====== Records supplied

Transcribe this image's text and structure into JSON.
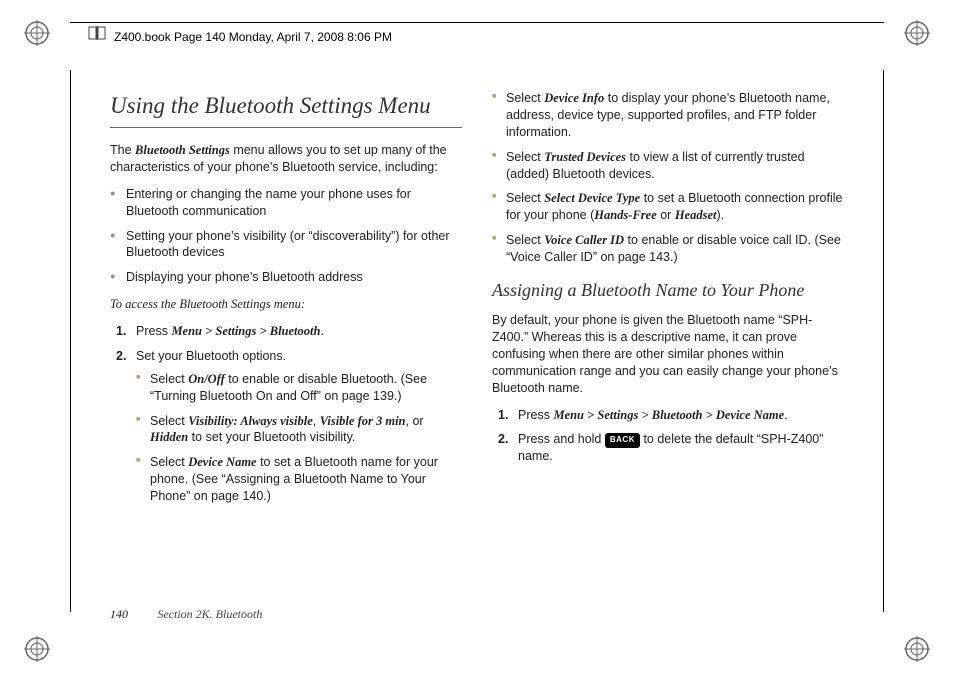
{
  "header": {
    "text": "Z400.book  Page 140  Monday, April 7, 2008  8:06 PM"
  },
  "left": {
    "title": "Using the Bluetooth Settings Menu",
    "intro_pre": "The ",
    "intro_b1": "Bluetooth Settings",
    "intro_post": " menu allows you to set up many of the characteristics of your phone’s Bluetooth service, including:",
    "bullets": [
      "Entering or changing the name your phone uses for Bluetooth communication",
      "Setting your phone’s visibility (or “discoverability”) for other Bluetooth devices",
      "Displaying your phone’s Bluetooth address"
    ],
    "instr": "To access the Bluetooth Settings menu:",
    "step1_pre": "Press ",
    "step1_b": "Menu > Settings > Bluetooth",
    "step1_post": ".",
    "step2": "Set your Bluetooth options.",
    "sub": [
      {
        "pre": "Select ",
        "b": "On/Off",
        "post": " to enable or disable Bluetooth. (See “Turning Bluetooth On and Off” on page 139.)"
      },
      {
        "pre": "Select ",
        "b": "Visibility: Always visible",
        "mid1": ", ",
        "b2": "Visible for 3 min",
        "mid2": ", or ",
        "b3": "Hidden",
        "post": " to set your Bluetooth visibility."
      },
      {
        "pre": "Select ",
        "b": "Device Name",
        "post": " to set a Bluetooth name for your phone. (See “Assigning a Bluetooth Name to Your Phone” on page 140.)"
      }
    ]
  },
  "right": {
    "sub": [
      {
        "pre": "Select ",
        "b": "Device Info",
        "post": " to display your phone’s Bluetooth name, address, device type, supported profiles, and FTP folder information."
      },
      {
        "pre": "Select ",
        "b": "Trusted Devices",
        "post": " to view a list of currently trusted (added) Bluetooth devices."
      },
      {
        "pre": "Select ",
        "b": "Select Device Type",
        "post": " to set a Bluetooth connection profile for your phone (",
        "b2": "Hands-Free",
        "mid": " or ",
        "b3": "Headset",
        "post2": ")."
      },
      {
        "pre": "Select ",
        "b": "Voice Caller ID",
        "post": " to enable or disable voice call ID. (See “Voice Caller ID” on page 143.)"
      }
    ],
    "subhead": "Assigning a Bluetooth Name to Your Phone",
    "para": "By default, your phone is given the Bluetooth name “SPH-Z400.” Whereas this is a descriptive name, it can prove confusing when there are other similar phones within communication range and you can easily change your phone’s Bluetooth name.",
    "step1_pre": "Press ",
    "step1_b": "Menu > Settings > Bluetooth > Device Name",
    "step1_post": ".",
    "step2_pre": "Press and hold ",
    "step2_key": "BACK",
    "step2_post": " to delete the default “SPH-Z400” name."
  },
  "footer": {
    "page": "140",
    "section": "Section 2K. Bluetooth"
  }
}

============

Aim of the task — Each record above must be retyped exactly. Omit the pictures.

Expected answer —
Transcribe this image's text and structure into JSON.
{
  "header": {
    "text": "Z400.book  Page 140  Monday, April 7, 2008  8:06 PM"
  },
  "left": {
    "title": "Using the Bluetooth Settings Menu",
    "intro_pre": "The ",
    "intro_b1": "Bluetooth Settings",
    "intro_post": " menu allows you to set up many of the characteristics of your phone’s Bluetooth service, including:",
    "bullets": [
      "Entering or changing the name your phone uses for Bluetooth communication",
      "Setting your phone’s visibility (or “discoverability”) for other Bluetooth devices",
      "Displaying your phone’s Bluetooth address"
    ],
    "instr": "To access the Bluetooth Settings menu:",
    "step1_pre": "Press ",
    "step1_b": "Menu > Settings > Bluetooth",
    "step1_post": ".",
    "step2": "Set your Bluetooth options.",
    "sub": [
      {
        "pre": "Select ",
        "b": "On/Off",
        "post": " to enable or disable Bluetooth. (See “Turning Bluetooth On and Off” on page 139.)"
      },
      {
        "pre": "Select ",
        "b": "Visibility: Always visible",
        "mid1": ", ",
        "b2": "Visible for 3 min",
        "mid2": ", or ",
        "b3": "Hidden",
        "post": " to set your Bluetooth visibility."
      },
      {
        "pre": "Select ",
        "b": "Device Name",
        "post": " to set a Bluetooth name for your phone. (See “Assigning a Bluetooth Name to Your Phone” on page 140.)"
      }
    ]
  },
  "right": {
    "sub": [
      {
        "pre": "Select ",
        "b": "Device Info",
        "post": " to display your phone’s Bluetooth name, address, device type, supported profiles, and FTP folder information."
      },
      {
        "pre": "Select ",
        "b": "Trusted Devices",
        "post": " to view a list of currently trusted (added) Bluetooth devices."
      },
      {
        "pre": "Select ",
        "b": "Select Device Type",
        "post": " to set a Bluetooth connection profile for your phone (",
        "b2": "Hands-Free",
        "mid": " or ",
        "b3": "Headset",
        "post2": ")."
      },
      {
        "pre": "Select ",
        "b": "Voice Caller ID",
        "post": " to enable or disable voice call ID. (See “Voice Caller ID” on page 143.)"
      }
    ],
    "subhead": "Assigning a Bluetooth Name to Your Phone",
    "para": "By default, your phone is given the Bluetooth name “SPH-Z400.” Whereas this is a descriptive name, it can prove confusing when there are other similar phones within communication range and you can easily change your phone’s Bluetooth name.",
    "step1_pre": "Press ",
    "step1_b": "Menu > Settings > Bluetooth > Device Name",
    "step1_post": ".",
    "step2_pre": "Press and hold ",
    "step2_key": "BACK",
    "step2_post": " to delete the default “SPH-Z400” name."
  },
  "footer": {
    "page": "140",
    "section": "Section 2K. Bluetooth"
  }
}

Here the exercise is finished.